Poker is a card game in which players bet into a pot – the total of all bets placed during one hand. A player’s goal is to form the best possible poker hand, based on the cards they have, and then win the pot. To do this, players must make decisions based on the information they have about their opponents’ actions and betting patterns. There are several skills that are needed to be successful at poker, including discipline and perseverance. It is also important to know how to manage money and be able to find and participate in profitable games.

A basic poker hand is dealt to each player, followed by a round of betting. The first player to act places a mandatory bet into the pot called the blinds, and then each other player may call or fold. This is where playing in position becomes an important part of a winning poker strategy. Playing in position allows you to see your opponent’s decision before you have to act, which can help you gauge their hand strength and adjust accordingly.

When you have a strong poker hand, it’s a good idea to play aggressively. This will help you build the pot size and potentially chase off other players who are waiting for a draw that could beat your hand. However, don’t overplay your hand or you’ll end up dumping a lot of your chips.

There are many ways to learn poker strategy, including reading books and talking with other players. However, it is best to develop your own strategy based on your experience. You should take the time to carefully examine your play and analyze your results, and then use that knowledge to tweak your strategy.

Another way to improve your poker skills is to study the games of the better players at your table.

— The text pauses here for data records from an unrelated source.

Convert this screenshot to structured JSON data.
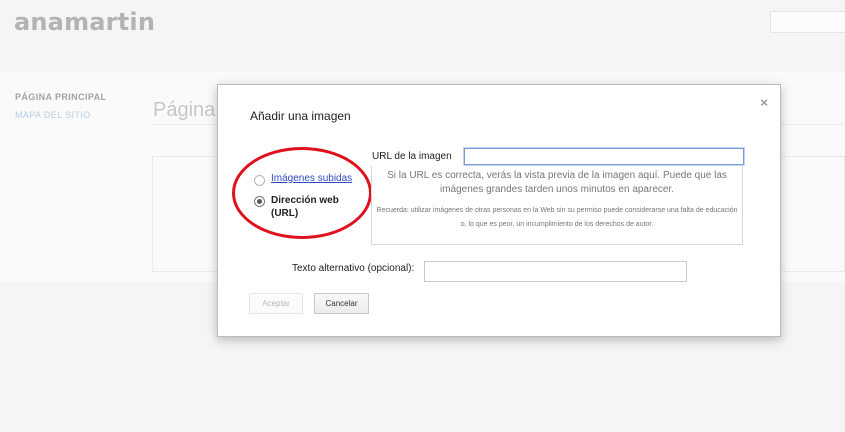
{
  "site": {
    "title": "anamartin"
  },
  "nav": {
    "items": [
      {
        "label": "PÁGINA PRINCIPAL"
      },
      {
        "label": "MAPA DEL SITIO"
      }
    ]
  },
  "page": {
    "heading": "Página"
  },
  "dialog": {
    "title": "Añadir una imagen",
    "close": "×",
    "radio_uploaded": "Imágenes subidas",
    "radio_web_line1": "Dirección web",
    "radio_web_line2": "(URL)",
    "url_label": "URL de la imagen",
    "url_value": "",
    "preview_message": "Si la URL es correcta, verás la vista previa de la imagen aquí. Puede que las imágenes grandes tarden unos minutos en aparecer.",
    "preview_note": "Recuerda: utilizar imágenes de otras personas en la Web sin su permiso puede considerarse una falta de educación o, lo que es peor, un incumplimiento de los derechos de autor.",
    "alt_label": "Texto alternativo (opcional):",
    "alt_value": "",
    "accept_label": "Aceptar",
    "cancel_label": "Cancelar"
  },
  "colors": {
    "highlight": "#e0101c",
    "link": "#2a4bbf"
  }
}
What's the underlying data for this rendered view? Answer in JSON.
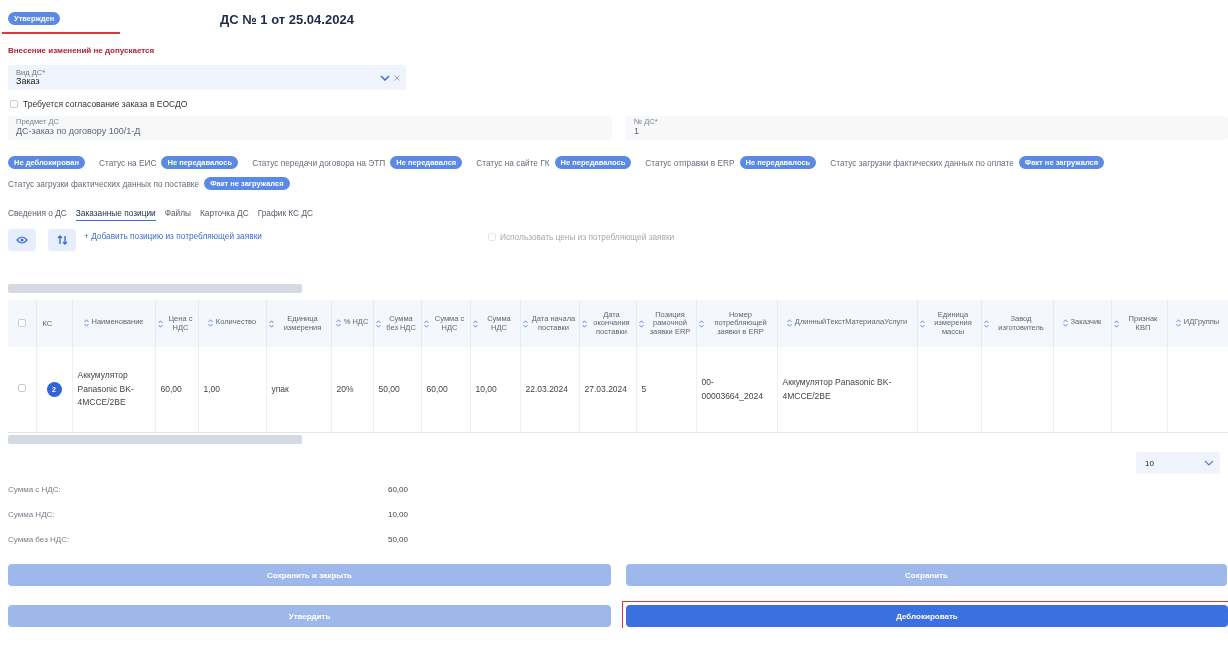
{
  "header": {
    "status_badge": {
      "label": "Утвержден",
      "highlighted": true
    },
    "title": "ДС № 1 от 25.04.2024"
  },
  "warning": "Внесение изменений не допускается",
  "kind_select": {
    "label": "Вид ДС*",
    "value": "Заказ"
  },
  "approval_checkbox": {
    "label": "Требуется согласование заказа в ЕОСДО",
    "checked": false
  },
  "fields": [
    {
      "label": "Предмет ДС",
      "value": "ДС-заказ по договору 100/1-Д",
      "disabled": true
    },
    {
      "label": "№ ДС*",
      "value": "1",
      "disabled": true
    }
  ],
  "statuses": [
    {
      "badge": "Не деблокирован"
    },
    {
      "label": "Статус на ЕИС",
      "badge": "Не передавалось"
    },
    {
      "label": "Статус передачи договора на ЭТП",
      "badge": "Не передавался"
    },
    {
      "label": "Статус на сайте ГК",
      "badge": "Не передавалось"
    },
    {
      "label": "Статус отправки в ERP",
      "badge": "Не передавалось"
    },
    {
      "label": "Статус загрузки фактических данных по оплате",
      "badge": "Факт не загружался"
    },
    {
      "label": "Статус загрузки фактических данных по поставке",
      "badge": "Факт не загружался"
    }
  ],
  "tabs": [
    {
      "label": "Сведения о ДС",
      "selected": false
    },
    {
      "label": "Заказанные позиции",
      "selected": true
    },
    {
      "label": "Файлы",
      "selected": false
    },
    {
      "label": "Карточка ДС",
      "selected": false
    },
    {
      "label": "График КС ДС",
      "selected": false
    }
  ],
  "toolbar": {
    "add_link": "+ Добавить позицию из потребляющей заявки",
    "use_prices": {
      "label": "Использовать цены из потребляющей заявки",
      "checked": false,
      "disabled": true
    }
  },
  "table": {
    "header_checked": false,
    "columns": [
      {
        "label": "КС",
        "sortable": false
      },
      {
        "label": "Наименование",
        "sortable": true
      },
      {
        "label": "Цена с НДС",
        "sortable": true
      },
      {
        "label": "Количество",
        "sortable": true
      },
      {
        "label": "Единица измерения",
        "sortable": true
      },
      {
        "label": "% НДС",
        "sortable": true
      },
      {
        "label": "Сумма без НДС",
        "sortable": true
      },
      {
        "label": "Сумма с НДС",
        "sortable": true
      },
      {
        "label": "Сумма НДС",
        "sortable": true
      },
      {
        "label": "Дата начала поставки",
        "sortable": true
      },
      {
        "label": "Дата окончания поставки",
        "sortable": true
      },
      {
        "label": "Позиция рамочной заявки ERP",
        "sortable": true
      },
      {
        "label": "Номер потребляющей заявки в ERP",
        "sortable": true
      },
      {
        "label": "ДлинныйТекстМатериалаУслуги",
        "sortable": true
      },
      {
        "label": "Единица измерения массы",
        "sortable": true
      },
      {
        "label": "Завод изготовитель",
        "sortable": true
      },
      {
        "label": "Заказчик",
        "sortable": true
      },
      {
        "label": "Признак КВП",
        "sortable": true
      },
      {
        "label": "ИДГруппы",
        "sortable": true
      }
    ],
    "rows": [
      {
        "checked": false,
        "cells": [
          "2",
          "Аккумулятор Panasonic BK-4MCCE/2BE",
          "60,00",
          "1,00",
          "упак",
          "20%",
          "50,00",
          "60,00",
          "10,00",
          "22.03.2024",
          "27.03.2024",
          "5",
          "00-00003664_2024",
          "Аккумулятор Panasonic BK-4MCCE/2BE",
          "",
          "",
          "",
          "",
          ""
        ]
      }
    ]
  },
  "page_size": "10",
  "totals": [
    {
      "label": "Сумма с НДС:",
      "value": "60,00"
    },
    {
      "label": "Сумма НДС:",
      "value": "10,00"
    },
    {
      "label": "Сумма без НДС:",
      "value": "50,00"
    }
  ],
  "buttons": [
    {
      "label": "Сохранить и закрыть",
      "disabled": true,
      "highlighted": false
    },
    {
      "label": "Сохранить",
      "disabled": true,
      "highlighted": false
    },
    {
      "label": "Утвердить",
      "disabled": true,
      "highlighted": false
    },
    {
      "label": "Деблокировать",
      "disabled": false,
      "highlighted": true
    }
  ]
}
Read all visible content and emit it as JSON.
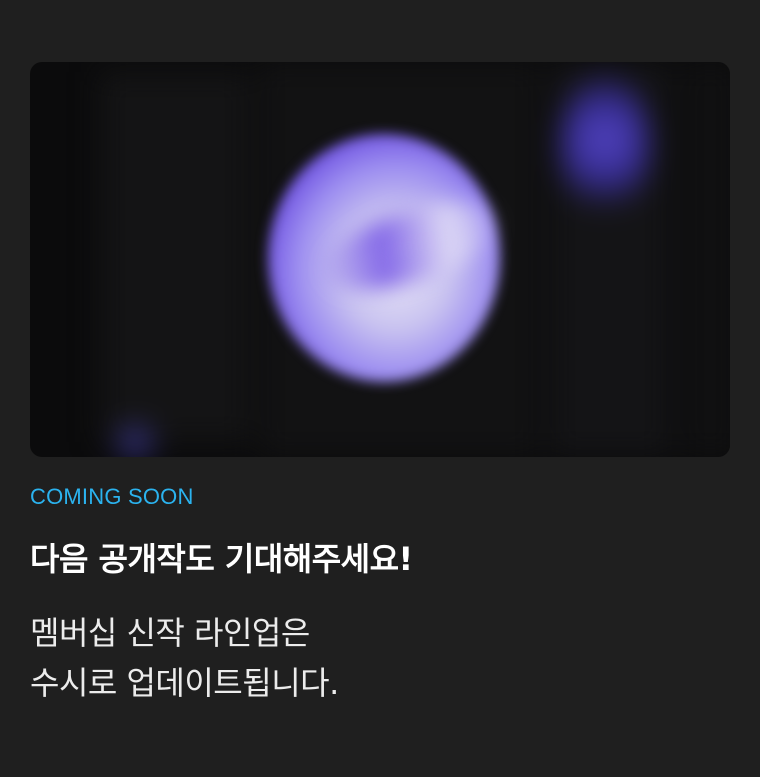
{
  "badge": {
    "label": "COMING SOON",
    "color": "#2bb3ef"
  },
  "headline": "다음 공개작도 기대해주세요!",
  "description": {
    "line1": "멤버십 신작 라인업은",
    "line2": "수시로 업데이트됩니다."
  },
  "preview": {
    "description_icon": "blurred-artwork-image",
    "accent_color": "#6c4fe0"
  },
  "colors": {
    "background": "#1f1f1f",
    "text_primary": "#ffffff",
    "text_secondary": "#ececec"
  }
}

While you shouldn’t copy their moves, studying their style can help you figure out how to play a particular hand. For example, if you notice that a certain player always calls with weak pairs, you should try to avoid playing against them unless you have a strong hand.

If you’re not getting much action at your table, it’s a good idea to move to a new game. This will help you get more hands and develop your poker skills faster. It’s also a good idea to avoid tables full of strong players because they will likely put you in tough spots and make it hard for you to win.

Emotional and superstitious beginners lose more often than they break even, while cold, mathematical, and logical players almost always win. Learning to view the game in a more analytical and logical manner is the biggest step toward becoming a profitable poker player. Here are a few tips to help you do just that.